Why do you think people have such a hard time having compassion for sea animals, compared to land animals?
When we scream in pain it’s because air passes from our lungs past our vocal cords and out our mouths. But fish breathe underwater through gills and therefore don’t have vocal cords. They have the same capacity to feel suffering but their screams are silent. One of the things that all mammals have in common is eyelids and eyebrows. So much of our perception of the emotional lives of other creatures comes from facial expressions. It’s a strange thing to think about, but I’m convinced that much of our lack of empathy for fish comes from their inability to blink. They stare at us, seemingly reactionless. Think about the animated characters in the Disney Pixar film Finding Nemo… they move exactly like their ocean counterparts–Nemo’s father is even paternal in a similar way to real-life clown fish–but the fish cartoons were given eyelids by their animators. Otherwise, audiences would not relate to them or their emotional lives. Lastly, we know that language is often used to justify slaughter. It’s why carnivores buy beef not cow, or pork not pig. When it comes to fishing, the fishing industry has used language very effectively. The industry doesn’t speak about fish populations, they speak about fish stock, as if these creatures were simply taken off the shelf of a warehouse; fish aren’t netted, hooked or stabbed, they’re “harvested”; and in society at large we don’t talk about the number of fish killed annually–more than twice as many fish are killed as all other animals combined–instead fish is always spoken about in terms of tonnage. In one single sentence, it’s possible to say that 10,000 tons of fish stock was harvested. It’s no surprise that there’s a disconnect.
It is unfathomable to me that any living creature should have to go through unimaginable horrors in order for me to have a 15-minute meal.

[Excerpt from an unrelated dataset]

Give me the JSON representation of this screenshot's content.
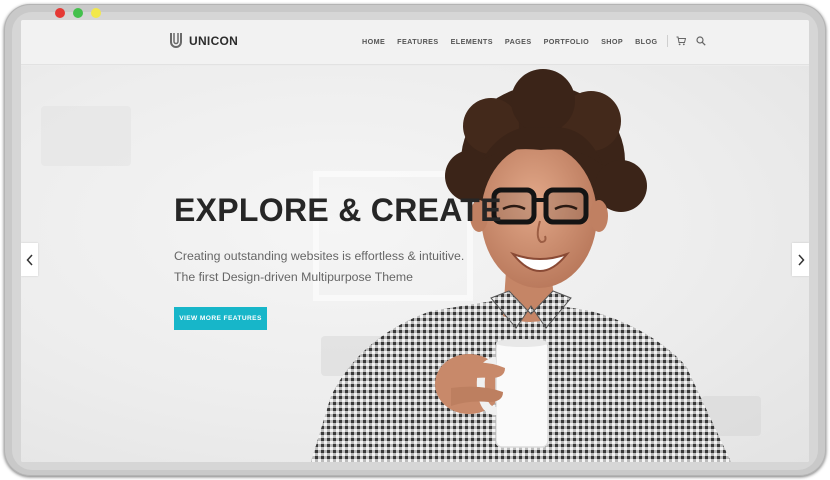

What do people eat on the ships?
We have great galley crews who serve three vegan meals a day. Not all Sea Shepherd crew are vegan. The majority who join probably aren’t. But many volunteers stay vegan after their time on board when they discover how easy, healthy and tasty it is to eat plant-based. When it’s a crew member’s birthday, they get to choose what they want for dinner. For the past 19 years, I’ve always asked for a peanut satay stir-fry. With tofu, of course.
What is your favorite New Roots product?
The fondue, of course! It’s tasty, it’s communal and it reminds me of my time in Switzerland, a country where Sea Shepherd has a lot of support. I’ve never had a non-vegan fondue so that makes it even more special. In my mind, fondue is naturally plant-based. Hopefully it will be for all people in the future.
In your opinion, are our two approaches complementary (we want to change traditions/culture, and you do high-impact actions)?
The strength in any social movement is in diversity. We need a multitude of strategies to change the world into a more compassionate place. That includes both direct action and lifestyle changes. I have the utmost respect for what New Roots is doing to change the definition of cheese and yoghurt, making nut-based the norm. I think that it’s a revolutionary concept. As vegans we should not be making alternatives to existing cultural norms, the existing dogma should become the alternative. Plant-based should be the new normal. New Roots gets that and very few companies do.